Thank you for the baggie of NWA 869 slices. I’ve gone through them all at least twice with a 10X loupe. I found a few interesting things to show you. Some of them we talked about last time. I have to admit that it took me a while to make some of these pictures. Metal and other shiny things have to have the light just right. The first few here, though, were pretty straightforward.
These successive slices have nice clean boundaries between rock types. Not a rare thing in brecciated stones, just a good example. Here, the light colored rock at the top is the more metamorphosed, the dark at the bottom is the lesser altered by heat.
These slices faced each other. You know that, you made the cut that divided this cement-gray fine grained inclusion. Except for a little metal it is nearly featureless. I wonder what researchers will tell us this material is.
This fine grained material is slightly more coarse. Metal seems to be only around the edges.
A green crystal. What do you think? Pyroxene?
This chondrule and its internal structure stand out nicely. Pretty good for no thin sectioning and only a fine sanding. It looks like there is one chondrule completely inside another.
The shiny white is iron–nickel metal, the shiny bronze is troilite, iron sulfide. You have to have the light at the right angle to see these.
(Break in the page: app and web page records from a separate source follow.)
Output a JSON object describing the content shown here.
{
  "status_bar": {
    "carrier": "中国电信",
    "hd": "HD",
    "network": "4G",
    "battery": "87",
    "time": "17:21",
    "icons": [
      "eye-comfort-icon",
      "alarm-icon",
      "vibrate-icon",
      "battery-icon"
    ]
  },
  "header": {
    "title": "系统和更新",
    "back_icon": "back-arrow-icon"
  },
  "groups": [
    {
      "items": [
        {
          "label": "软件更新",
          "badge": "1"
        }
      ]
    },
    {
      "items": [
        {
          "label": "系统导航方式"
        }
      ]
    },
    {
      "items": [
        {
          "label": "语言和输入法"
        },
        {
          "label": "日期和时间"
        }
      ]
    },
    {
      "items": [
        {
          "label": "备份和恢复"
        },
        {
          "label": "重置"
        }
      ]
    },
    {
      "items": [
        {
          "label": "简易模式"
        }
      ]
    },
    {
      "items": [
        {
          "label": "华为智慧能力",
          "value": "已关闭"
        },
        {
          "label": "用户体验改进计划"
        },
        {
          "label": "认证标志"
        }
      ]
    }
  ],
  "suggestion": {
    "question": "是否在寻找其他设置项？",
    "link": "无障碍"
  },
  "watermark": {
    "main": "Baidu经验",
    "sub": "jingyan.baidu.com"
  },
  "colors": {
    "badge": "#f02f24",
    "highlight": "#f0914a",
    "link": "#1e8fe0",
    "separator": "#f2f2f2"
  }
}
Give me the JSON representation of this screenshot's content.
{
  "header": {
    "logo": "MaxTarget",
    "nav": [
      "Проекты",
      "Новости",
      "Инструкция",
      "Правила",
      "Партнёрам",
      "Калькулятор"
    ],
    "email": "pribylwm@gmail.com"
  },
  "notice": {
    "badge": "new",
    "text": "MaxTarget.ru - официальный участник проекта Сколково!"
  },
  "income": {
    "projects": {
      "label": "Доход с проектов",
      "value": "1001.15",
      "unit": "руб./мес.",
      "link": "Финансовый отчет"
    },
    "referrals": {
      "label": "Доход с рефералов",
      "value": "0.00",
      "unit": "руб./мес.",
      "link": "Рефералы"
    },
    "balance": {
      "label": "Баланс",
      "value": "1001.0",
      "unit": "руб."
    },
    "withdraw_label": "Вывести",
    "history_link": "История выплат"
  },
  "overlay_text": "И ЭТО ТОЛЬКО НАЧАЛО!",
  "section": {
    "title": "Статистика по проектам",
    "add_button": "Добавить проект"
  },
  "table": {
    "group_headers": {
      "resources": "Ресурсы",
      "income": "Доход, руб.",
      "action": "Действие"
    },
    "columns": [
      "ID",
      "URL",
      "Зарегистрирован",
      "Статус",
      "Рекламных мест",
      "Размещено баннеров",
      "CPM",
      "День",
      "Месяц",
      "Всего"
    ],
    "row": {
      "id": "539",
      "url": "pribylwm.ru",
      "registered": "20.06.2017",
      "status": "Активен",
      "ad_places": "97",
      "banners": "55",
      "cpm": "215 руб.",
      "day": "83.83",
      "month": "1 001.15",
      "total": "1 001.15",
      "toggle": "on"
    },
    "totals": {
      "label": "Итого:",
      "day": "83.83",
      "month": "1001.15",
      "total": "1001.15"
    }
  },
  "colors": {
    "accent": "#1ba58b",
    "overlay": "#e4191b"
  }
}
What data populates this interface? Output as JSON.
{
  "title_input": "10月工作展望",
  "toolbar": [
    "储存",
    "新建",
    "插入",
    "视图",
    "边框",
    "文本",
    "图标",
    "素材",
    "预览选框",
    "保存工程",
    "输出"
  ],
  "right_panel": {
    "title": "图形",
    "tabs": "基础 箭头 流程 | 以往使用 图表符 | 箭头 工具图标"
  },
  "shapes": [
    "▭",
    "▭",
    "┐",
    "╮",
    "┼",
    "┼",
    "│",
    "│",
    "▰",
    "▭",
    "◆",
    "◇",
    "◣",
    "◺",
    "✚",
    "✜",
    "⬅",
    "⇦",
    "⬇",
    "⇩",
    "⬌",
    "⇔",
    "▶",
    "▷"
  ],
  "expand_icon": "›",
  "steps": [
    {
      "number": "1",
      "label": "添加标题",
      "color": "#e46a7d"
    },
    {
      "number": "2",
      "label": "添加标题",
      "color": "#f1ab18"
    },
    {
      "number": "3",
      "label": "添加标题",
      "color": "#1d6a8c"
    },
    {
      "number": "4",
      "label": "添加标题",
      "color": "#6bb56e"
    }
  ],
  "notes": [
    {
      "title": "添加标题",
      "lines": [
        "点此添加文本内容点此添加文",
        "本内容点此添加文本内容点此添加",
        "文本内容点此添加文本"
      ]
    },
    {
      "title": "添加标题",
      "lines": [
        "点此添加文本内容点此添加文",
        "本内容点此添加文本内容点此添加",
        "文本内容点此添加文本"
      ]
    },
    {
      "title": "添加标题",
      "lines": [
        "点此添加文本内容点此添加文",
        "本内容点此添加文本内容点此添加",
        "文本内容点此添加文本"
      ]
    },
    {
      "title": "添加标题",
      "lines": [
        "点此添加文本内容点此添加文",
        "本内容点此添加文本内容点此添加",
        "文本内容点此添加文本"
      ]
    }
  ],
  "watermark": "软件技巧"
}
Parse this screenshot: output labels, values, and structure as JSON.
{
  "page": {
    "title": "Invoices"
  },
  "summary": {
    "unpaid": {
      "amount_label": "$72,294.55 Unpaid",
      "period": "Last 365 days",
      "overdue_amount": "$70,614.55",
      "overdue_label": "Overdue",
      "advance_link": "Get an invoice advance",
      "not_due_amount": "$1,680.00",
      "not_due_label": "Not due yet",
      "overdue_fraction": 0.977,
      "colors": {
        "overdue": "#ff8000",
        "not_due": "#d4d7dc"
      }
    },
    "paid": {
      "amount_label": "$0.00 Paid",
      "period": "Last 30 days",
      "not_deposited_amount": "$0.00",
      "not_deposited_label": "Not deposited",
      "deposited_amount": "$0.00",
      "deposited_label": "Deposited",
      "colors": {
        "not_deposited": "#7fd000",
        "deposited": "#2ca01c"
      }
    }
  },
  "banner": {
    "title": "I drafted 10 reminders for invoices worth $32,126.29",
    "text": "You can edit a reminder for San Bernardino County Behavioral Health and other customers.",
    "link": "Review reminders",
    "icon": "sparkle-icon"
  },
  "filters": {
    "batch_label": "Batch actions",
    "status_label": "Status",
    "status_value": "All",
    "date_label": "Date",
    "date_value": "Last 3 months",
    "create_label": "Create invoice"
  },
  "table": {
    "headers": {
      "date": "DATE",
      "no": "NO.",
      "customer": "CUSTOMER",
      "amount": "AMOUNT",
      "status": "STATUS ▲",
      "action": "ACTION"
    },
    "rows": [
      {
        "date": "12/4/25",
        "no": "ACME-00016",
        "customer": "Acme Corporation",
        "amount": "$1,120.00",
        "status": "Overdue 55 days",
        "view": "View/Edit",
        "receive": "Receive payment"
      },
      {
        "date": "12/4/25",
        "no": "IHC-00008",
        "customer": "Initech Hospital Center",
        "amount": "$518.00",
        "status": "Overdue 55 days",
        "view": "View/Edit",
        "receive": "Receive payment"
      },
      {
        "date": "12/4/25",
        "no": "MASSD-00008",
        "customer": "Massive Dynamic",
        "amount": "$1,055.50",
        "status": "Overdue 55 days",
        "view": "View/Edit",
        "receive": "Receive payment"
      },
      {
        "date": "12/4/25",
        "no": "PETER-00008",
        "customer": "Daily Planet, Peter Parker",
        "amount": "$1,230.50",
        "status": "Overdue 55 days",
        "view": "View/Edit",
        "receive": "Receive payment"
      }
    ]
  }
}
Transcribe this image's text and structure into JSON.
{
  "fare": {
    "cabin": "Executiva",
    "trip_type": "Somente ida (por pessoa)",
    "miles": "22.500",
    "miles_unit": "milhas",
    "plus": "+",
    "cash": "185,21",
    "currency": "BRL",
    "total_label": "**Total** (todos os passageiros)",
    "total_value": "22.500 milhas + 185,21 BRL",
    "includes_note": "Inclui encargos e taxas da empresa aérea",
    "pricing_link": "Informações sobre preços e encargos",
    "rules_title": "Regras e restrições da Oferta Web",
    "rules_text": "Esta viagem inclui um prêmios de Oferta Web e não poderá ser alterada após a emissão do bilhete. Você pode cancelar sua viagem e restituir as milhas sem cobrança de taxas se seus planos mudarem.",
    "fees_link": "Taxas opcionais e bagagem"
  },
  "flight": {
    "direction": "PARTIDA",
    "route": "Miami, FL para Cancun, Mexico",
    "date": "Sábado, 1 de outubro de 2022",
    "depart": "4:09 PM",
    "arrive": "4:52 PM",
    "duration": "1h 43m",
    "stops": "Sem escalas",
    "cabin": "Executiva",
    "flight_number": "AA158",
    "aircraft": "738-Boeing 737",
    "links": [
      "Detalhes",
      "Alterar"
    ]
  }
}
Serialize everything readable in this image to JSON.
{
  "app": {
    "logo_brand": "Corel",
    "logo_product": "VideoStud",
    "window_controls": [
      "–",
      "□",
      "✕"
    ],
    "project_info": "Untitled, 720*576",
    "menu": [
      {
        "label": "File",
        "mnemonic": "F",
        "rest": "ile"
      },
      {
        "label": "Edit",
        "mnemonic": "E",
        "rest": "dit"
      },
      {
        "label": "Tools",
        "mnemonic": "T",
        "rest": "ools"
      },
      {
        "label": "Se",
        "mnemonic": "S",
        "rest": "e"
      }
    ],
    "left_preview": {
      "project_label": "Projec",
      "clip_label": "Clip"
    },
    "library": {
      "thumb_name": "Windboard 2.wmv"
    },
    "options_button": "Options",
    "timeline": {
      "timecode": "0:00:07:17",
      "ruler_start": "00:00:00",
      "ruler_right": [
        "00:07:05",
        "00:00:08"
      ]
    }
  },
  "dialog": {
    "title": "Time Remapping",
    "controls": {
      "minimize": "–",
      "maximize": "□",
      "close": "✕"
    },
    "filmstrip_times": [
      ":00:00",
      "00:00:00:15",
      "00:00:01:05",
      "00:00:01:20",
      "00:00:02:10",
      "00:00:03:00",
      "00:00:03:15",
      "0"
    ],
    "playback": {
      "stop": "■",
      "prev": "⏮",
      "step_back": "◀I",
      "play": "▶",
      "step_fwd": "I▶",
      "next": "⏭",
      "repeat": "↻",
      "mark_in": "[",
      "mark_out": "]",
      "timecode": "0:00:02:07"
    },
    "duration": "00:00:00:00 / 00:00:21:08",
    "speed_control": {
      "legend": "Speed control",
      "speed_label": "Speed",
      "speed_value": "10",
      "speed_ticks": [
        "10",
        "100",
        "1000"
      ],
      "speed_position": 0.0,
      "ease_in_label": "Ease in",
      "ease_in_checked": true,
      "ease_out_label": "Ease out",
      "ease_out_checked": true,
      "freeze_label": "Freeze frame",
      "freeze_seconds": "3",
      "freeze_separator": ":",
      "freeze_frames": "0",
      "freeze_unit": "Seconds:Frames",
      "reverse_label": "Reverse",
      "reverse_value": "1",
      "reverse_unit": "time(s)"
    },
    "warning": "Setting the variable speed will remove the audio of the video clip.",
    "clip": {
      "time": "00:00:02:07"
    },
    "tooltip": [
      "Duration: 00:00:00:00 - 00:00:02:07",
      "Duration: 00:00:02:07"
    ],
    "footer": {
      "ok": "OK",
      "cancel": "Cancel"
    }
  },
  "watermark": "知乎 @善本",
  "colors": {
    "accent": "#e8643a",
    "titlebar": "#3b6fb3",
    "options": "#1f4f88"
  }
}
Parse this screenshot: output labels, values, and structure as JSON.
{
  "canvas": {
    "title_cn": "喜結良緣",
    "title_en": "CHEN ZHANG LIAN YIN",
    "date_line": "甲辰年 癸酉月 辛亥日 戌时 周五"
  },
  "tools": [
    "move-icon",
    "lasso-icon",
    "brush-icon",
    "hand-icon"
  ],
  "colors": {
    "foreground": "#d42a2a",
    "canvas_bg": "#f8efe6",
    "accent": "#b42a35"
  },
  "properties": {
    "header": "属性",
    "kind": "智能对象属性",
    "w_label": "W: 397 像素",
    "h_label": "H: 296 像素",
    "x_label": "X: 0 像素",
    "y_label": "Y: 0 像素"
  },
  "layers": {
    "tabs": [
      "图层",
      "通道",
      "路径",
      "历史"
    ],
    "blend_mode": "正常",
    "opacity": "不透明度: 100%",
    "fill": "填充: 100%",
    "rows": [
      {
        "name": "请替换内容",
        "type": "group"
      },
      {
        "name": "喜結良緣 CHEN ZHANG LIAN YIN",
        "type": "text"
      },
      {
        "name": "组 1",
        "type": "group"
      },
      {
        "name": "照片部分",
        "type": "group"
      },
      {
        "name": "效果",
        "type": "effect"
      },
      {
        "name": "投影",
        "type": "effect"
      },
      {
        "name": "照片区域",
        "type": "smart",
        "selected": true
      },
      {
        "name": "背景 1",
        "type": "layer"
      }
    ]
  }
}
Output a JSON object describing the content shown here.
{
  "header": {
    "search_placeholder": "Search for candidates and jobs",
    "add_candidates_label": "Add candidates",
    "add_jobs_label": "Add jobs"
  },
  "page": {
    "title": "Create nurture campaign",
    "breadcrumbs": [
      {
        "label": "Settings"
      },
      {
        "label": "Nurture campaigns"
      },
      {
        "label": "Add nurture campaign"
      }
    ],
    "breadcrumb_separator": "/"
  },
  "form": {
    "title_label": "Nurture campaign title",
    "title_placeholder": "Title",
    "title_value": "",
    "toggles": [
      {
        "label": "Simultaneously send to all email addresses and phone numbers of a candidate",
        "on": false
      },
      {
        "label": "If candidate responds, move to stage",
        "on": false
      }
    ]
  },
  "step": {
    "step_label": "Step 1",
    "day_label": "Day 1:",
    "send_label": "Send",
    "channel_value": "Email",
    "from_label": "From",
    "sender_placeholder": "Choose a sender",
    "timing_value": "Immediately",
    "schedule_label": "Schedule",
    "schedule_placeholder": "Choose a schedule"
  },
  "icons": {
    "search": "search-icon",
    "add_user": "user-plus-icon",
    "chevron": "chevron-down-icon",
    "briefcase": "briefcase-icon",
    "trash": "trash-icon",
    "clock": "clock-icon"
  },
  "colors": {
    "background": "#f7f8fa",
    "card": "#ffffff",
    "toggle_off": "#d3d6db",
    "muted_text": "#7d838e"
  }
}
More detail. It’s tricky getting the light right under a microscope.
These colors – blue, purple, orange, yellow – appear to be on a patch of troilite. They probably represent different thicknesses of oxides on the surface of the sulfide. This is similar to the colors seen on a steel knife blade while tempering it. My guess is that after you cut and sanded this slice something in the crack spread and promoted the changes.
Armored chondrules. I love them.